29 May 2008

Pea mystery and amphibian worries

I sowed two half-rows of peas (Lincoln and Oregon Sugar Snap II) and a row of broad (fava) beans a few weeks ago. The sugar snap peas have all germinated beautifully, but there is no sign at all of the Lincoln peas or the broad beans. I went for the 'untreated' option on the peas, so maybe they just rotted in the soil (which was, I will admit, pretty wet when I sowed them).

I've re-sown them all, although it is probably far too late to be sowing broad beans now. They are on the north side of the peas, which will give them some shade when it starts getting hot. Assuming the peas do eventually germinate, that is. The soil is at its (very transitory) Goldilocks stage of not-too-wet and not-too-dry at the moment. It is rich and brown: the texture and appearance make me think of Oreo cookie dough.

I missed seeing the frogspawn in our seasonal pond, but noticed quite a lot of toad spawn in the permanent pond this morning. The seasonal pond is drying up fast and the tadpoles are being squeezed into a smaller and smaller space each day. Rain is forecast for the weekend (naturally), so I hope that will replenish the pond somewhat and give the tadpoles some chance of becoming frogs. Otherwise I can forsee myself feeling compelled to launch a rescue mission and having to ship tadpoles by the bucket-load from one pond to the other.

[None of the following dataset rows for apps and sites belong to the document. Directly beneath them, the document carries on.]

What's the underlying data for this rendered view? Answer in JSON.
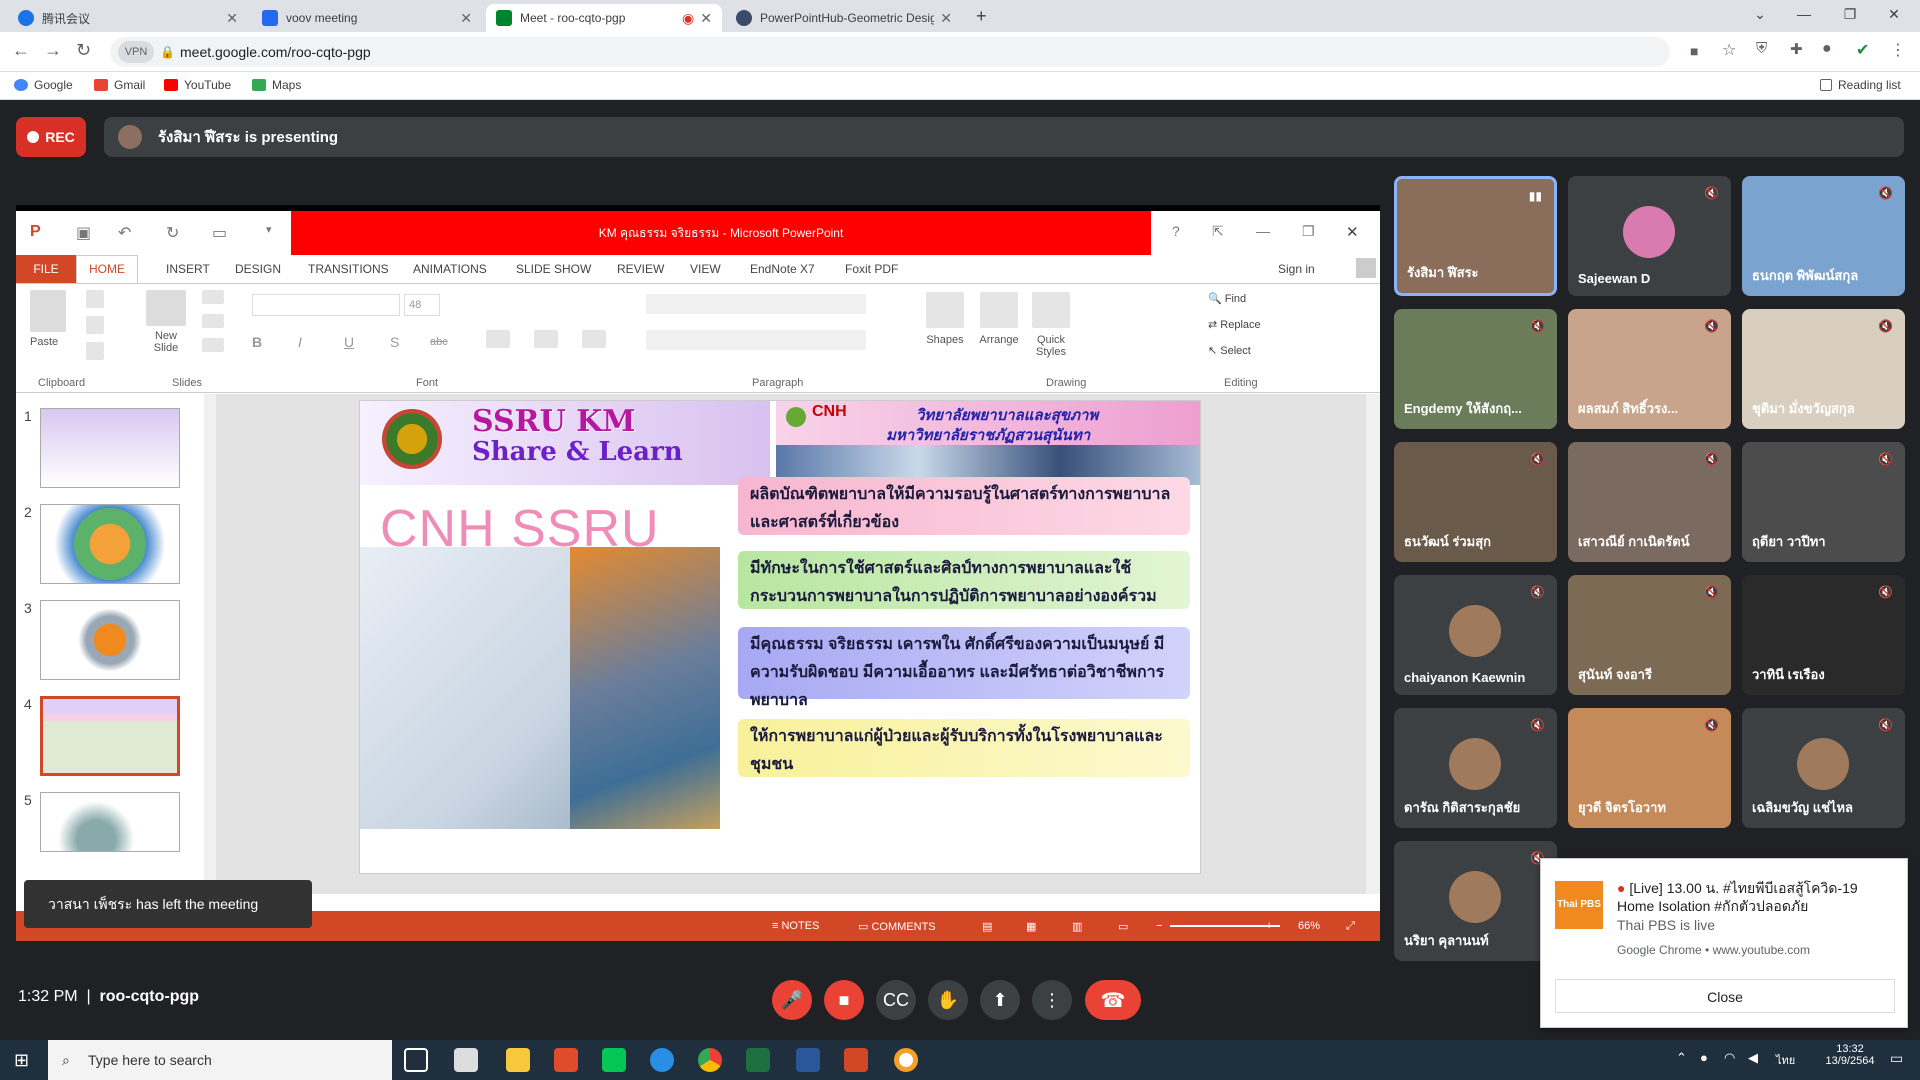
{
  "browser": {
    "tabs": [
      {
        "title": "腾讯会议",
        "active": false
      },
      {
        "title": "voov meeting",
        "active": false
      },
      {
        "title": "Meet - roo-cqto-pgp",
        "active": true
      },
      {
        "title": "PowerPointHub-Geometric Desig",
        "active": false
      }
    ],
    "url": "meet.google.com/roo-cqto-pgp",
    "bookmarks": [
      "Google",
      "Gmail",
      "YouTube",
      "Maps"
    ],
    "reading_list": "Reading list"
  },
  "meet": {
    "rec_label": "REC",
    "presenting": "รังสิมา ฬีสระ is presenting",
    "time": "1:32 PM",
    "meeting_code": "roo-cqto-pgp",
    "left_message": "วาสนา เพ็ชระ has left the meeting",
    "participants": [
      "รังสิมา ฬีสระ",
      "Sajeewan D",
      "ธนกฤต พิพัฒน์สกุล",
      "Engdemy ให้สังกฤ...",
      "ผลสมภ์ สิทธิ์วรง...",
      "ชุติมา มั่งขวัญสกุล",
      "ธนวัฒน์ ร่วมสุก",
      "เสาวณีย์ กาเนิดรัตน์",
      "ฤดียา วาปีทา",
      "chaiyanon Kaewnin",
      "สุนันท์ จงอารี",
      "วาทินี เรเรือง",
      "ดารัณ กิติสาระกุลชัย",
      "ยุวดี จิตรโอวาท",
      "เฉลิมขวัญ แช่ไหล",
      "นริยา คุลานนท์"
    ]
  },
  "notification": {
    "title": "[Live] 13.00 น. #ไทยพีบีเอสสู้โควิด-19 Home Isolation #กักตัวปลอดภัย",
    "subtitle": "Thai PBS is live",
    "source": "Google Chrome • www.youtube.com",
    "close": "Close",
    "logo": "Thai PBS"
  },
  "ppt": {
    "title": "KM คุณธรรม จริยธรรม - Microsoft PowerPoint",
    "tabs": [
      "FILE",
      "HOME",
      "INSERT",
      "DESIGN",
      "TRANSITIONS",
      "ANIMATIONS",
      "SLIDE SHOW",
      "REVIEW",
      "VIEW",
      "EndNote X7",
      "Foxit PDF"
    ],
    "sign_in": "Sign in",
    "groups": [
      "Clipboard",
      "Slides",
      "Font",
      "Paragraph",
      "Drawing",
      "Editing"
    ],
    "buttons": {
      "paste": "Paste",
      "new_slide": "New Slide",
      "shapes": "Shapes",
      "arrange": "Arrange",
      "quick_styles": "Quick Styles",
      "find": "Find",
      "replace": "Replace",
      "select": "Select",
      "font_size": "48"
    },
    "slide_numbers": [
      "1",
      "2",
      "3",
      "4",
      "5"
    ],
    "status": {
      "notes": "NOTES",
      "comments": "COMMENTS",
      "zoom": "66%"
    },
    "slide": {
      "header_left_1": "SSRU KM",
      "header_left_2": "Share & Learn",
      "header_right_1": "วิทยาลัยพยาบาลและสุขภาพ",
      "header_right_2": "มหาวิทยาลัยราชภัฏสวนสุนันทา",
      "cnh_label": "CNH",
      "big_title": "CNH SSRU",
      "boxes": [
        "ผลิตบัณฑิตพยาบาลให้มีความรอบรู้ในศาสตร์ทางการพยาบาลและศาสตร์ที่เกี่ยวข้อง",
        "มีทักษะในการใช้ศาสตร์และศิลป์ทางการพยาบาลและใช้กระบวนการพยาบาลในการปฏิบัติการพยาบาลอย่างองค์รวม",
        "มีคุณธรรม จริยธรรม เคารพใน ศักดิ์ศรีของความเป็นมนุษย์ มีความรับผิดชอบ มีความเอื้ออาทร และมีศรัทธาต่อวิชาชีพการพยาบาล",
        "ให้การพยาบาลแก่ผู้ป่วยและผู้รับบริการทั้งในโรงพยาบาลและชุมชน"
      ]
    }
  },
  "taskbar": {
    "search_placeholder": "Type here to search",
    "clock_time": "13:32",
    "clock_date": "13/9/2564",
    "lang": "ไทย"
  }
}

Anonymous said...

It is interesting what we intend to do, to help nature along. Nice pea plants.

themanicgardener said...

Totally cool, Amanda, that toad spawn. I've never seen it. We don't have much standing water right here, though there's plenty in bogs and wetlands on the north side of town.

Sorry to hear about your peas. I actually pre-sprouted a lot of mine this year, as if I was sprouting alf-alfa seeds or something, so I'd know I was putting live seeds in the soil. The problem is that the roots are so crisp, tender, and vulnerable. I don't know if a pea can grow if the tip of the root has broken off, but I'll find out soon.

Good luck with your re-plantings!